### INSTRUCTIONS TO FOLLOW
Count the lines below that hold the string "value". Give only that number.

[Dataset rows for apps and sites]
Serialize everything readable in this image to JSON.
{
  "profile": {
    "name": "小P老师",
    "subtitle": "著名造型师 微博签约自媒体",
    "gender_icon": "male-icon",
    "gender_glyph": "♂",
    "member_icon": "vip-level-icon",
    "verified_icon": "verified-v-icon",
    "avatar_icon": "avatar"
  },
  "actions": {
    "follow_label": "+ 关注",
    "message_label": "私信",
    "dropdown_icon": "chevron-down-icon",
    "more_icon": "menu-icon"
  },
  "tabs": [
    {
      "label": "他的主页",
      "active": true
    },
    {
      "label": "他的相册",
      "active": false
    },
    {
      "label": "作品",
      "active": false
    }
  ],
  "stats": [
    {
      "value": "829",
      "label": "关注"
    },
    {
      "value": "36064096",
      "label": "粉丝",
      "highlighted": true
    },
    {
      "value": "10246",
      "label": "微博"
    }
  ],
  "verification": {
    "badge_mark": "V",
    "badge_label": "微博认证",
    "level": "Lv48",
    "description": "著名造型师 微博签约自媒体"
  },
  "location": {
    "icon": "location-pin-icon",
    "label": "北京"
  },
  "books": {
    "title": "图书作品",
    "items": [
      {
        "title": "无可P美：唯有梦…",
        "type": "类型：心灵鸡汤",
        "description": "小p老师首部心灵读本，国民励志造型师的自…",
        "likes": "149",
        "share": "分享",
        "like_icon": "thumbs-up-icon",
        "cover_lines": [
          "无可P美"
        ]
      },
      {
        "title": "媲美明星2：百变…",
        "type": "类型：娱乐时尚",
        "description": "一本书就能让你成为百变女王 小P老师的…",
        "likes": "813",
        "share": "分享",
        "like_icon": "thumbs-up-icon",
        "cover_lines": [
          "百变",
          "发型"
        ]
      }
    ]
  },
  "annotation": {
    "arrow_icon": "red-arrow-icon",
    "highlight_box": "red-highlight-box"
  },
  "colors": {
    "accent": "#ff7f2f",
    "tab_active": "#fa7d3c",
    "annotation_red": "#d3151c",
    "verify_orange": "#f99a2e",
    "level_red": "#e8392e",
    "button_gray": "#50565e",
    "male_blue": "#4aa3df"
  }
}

### THE ANSWER
3